A South Carolina Burger King operator that wants to close some of its hurricane-battered restaurants has filed for bankruptcy protection amid an apparent dispute with its franchisor.
Capital Restaurant Group, which operates 24 locations along the state’s coast, filed for Chapter 11 bankruptcy protection late last week after arguing that it has been forced to keep open too many underperforming restaurants.
According to bankruptcy court documents, Capital has seven underperforming restaurants that it would like to close.
Burger King, however, has refused to allow the franchisee to close any underperforming locations, Capital said in its filing. Capital says that it has been “forced” to operate the restaurants at a loss while continuing to pay rent and royalties to Burger King, a subsidiary of Restaurant Brands International.
Capital argues that Burger King would have allowed the company to close the restaurants in conjunction with a sale of its remaining locations. But the franchisee argues that the company “has employed tactics that have delayed the possibility of one or more potential sales.”
Burger King has not yet responded to a request for comment.
This isn’t the first dispute between Capital and Burger King. The franchisee sued Burger King earlier this year over reduced ad spending. In the bankruptcy filing, the franchisee claims that Burger King “reduced advertising in one or more of the markets” in which it operates.
That caused revenues to decline, the franchisee said.
Hurricanes also caused a problem. Many of Capital’s locations are located near Myrtle Beach and Charleston and were hit by hurricanes in recent years, including this past summer. The restaurants had to be closed temporarily, which drained the company of liquidity.
Capital Restaurant Group is a Georgia-based company that has operated the Burger King locations since 2010. The company said that it took over restaurants that “had been neglected for years and in need of repairs, upgrades and improvements.”
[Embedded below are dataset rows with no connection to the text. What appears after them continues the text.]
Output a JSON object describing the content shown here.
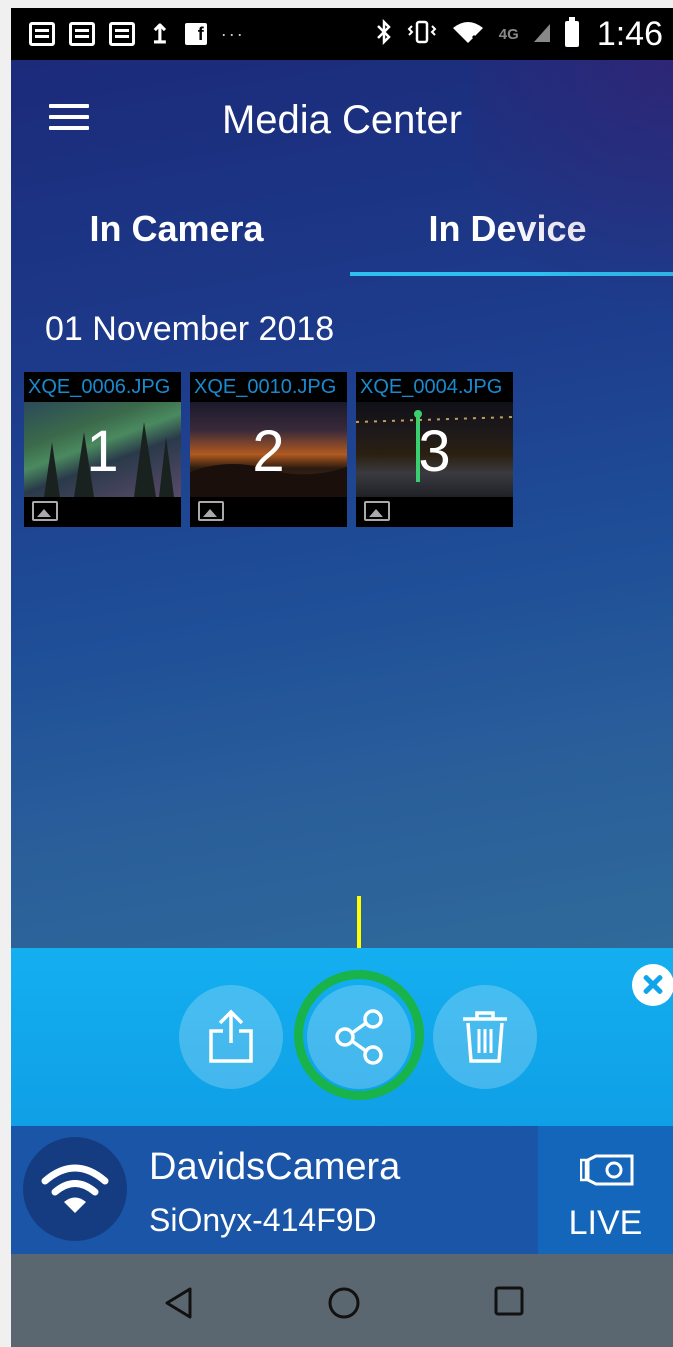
{
  "status_bar": {
    "time": "1:46",
    "network": "4G",
    "icons": [
      "message-icon",
      "message-icon",
      "message-icon",
      "upload-icon",
      "facebook-icon",
      "more-notifications-icon",
      "bluetooth-icon",
      "vibrate-icon",
      "wifi-icon",
      "signal-icon",
      "battery-icon"
    ]
  },
  "app_bar": {
    "title": "Media Center",
    "menu_icon": "hamburger-menu-icon"
  },
  "tabs": [
    {
      "label": "In Camera",
      "active": false
    },
    {
      "label": "In Device",
      "active": true
    }
  ],
  "media": {
    "date": "01 November 2018",
    "items": [
      {
        "filename": "XQE_0006.JPG",
        "number": "1",
        "type_icon": "image-icon"
      },
      {
        "filename": "XQE_0010.JPG",
        "number": "2",
        "type_icon": "image-icon"
      },
      {
        "filename": "XQE_0004.JPG",
        "number": "3",
        "type_icon": "image-icon"
      }
    ]
  },
  "action_bar": {
    "buttons": [
      "export-icon",
      "share-icon",
      "trash-icon"
    ],
    "close_icon": "close-icon",
    "highlight_color": "#18b34a",
    "pointer_color": "#ffff00"
  },
  "connection": {
    "camera_name": "DavidsCamera",
    "camera_id": "SiOnyx-414F9D",
    "live_label": "LIVE"
  },
  "colors": {
    "accent": "#2ec0f0",
    "action_bar": "#10a5ea",
    "connection_bar": "#1b55a8",
    "nav_bar": "#5b6770"
  }
}
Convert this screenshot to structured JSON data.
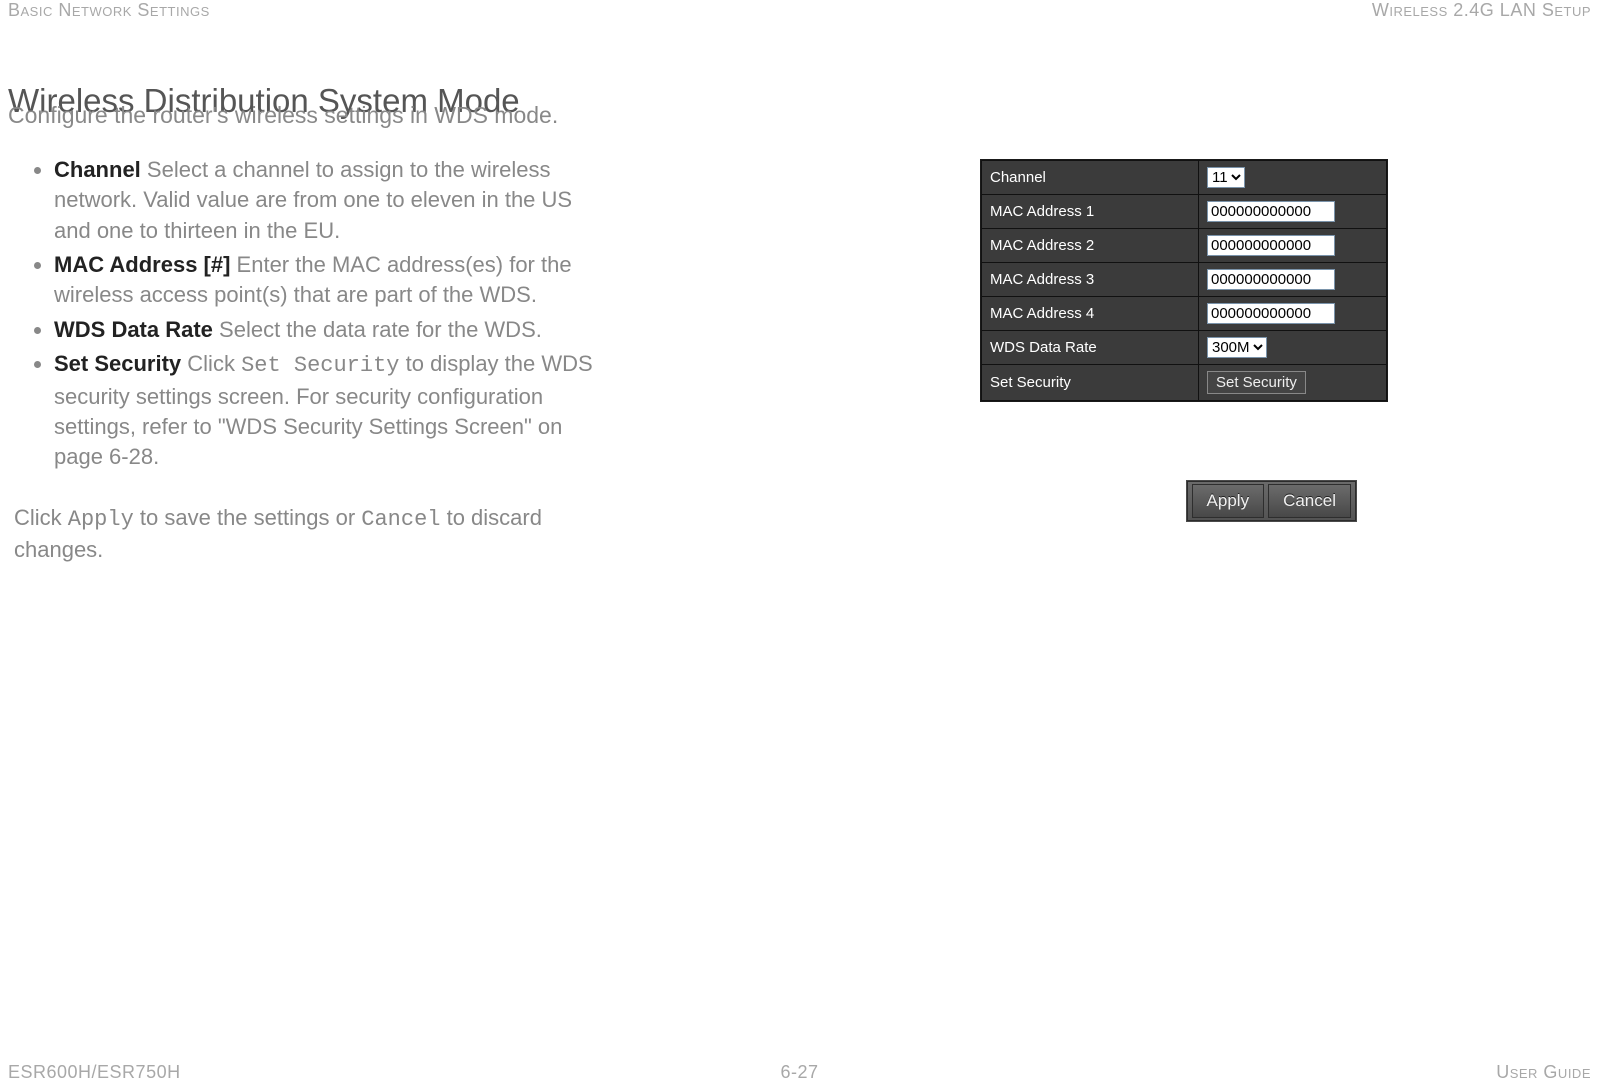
{
  "header": {
    "left": "Basic Network Settings",
    "right": "Wireless 2.4G LAN Setup"
  },
  "title": "Wireless Distribution System Mode",
  "subtitle": "Configure the router's wireless settings in WDS mode.",
  "bullets": {
    "channel_term": "Channel",
    "channel_desc": "  Select a channel to assign to the wireless network. Valid value are from one to eleven in the US and one to thirteen in the EU.",
    "mac_term": "MAC Address [#]",
    "mac_desc": "  Enter the MAC address(es) for the wireless access point(s) that are part of the WDS.",
    "wds_term": "WDS Data Rate",
    "wds_desc": "  Select the data rate for the WDS.",
    "sec_term": "Set Security",
    "sec_pre": "  Click ",
    "sec_code": "Set Security",
    "sec_post": " to display the WDS security settings screen. For security configuration settings, refer to \"WDS Security Settings Screen\" on page 6-28."
  },
  "apply_para": {
    "pre": "Click ",
    "apply": "Apply",
    "mid": " to save the settings or ",
    "cancel": "Cancel",
    "post": " to discard changes."
  },
  "table": {
    "channel_label": "Channel",
    "channel_value": "11",
    "mac1_label": "MAC Address 1",
    "mac1_value": "000000000000",
    "mac2_label": "MAC Address 2",
    "mac2_value": "000000000000",
    "mac3_label": "MAC Address 3",
    "mac3_value": "000000000000",
    "mac4_label": "MAC Address 4",
    "mac4_value": "000000000000",
    "wds_label": "WDS Data Rate",
    "wds_value": "300M",
    "sec_label": "Set Security",
    "sec_button": "Set Security"
  },
  "buttons": {
    "apply": "Apply",
    "cancel": "Cancel"
  },
  "footer": {
    "left": "ESR600H/ESR750H",
    "center": "6-27",
    "right": "User Guide"
  }
}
The company said in its bankruptcy filing that its deteriorating cash flow and liquidity left it “with no choice” but to seek bankruptcy protection.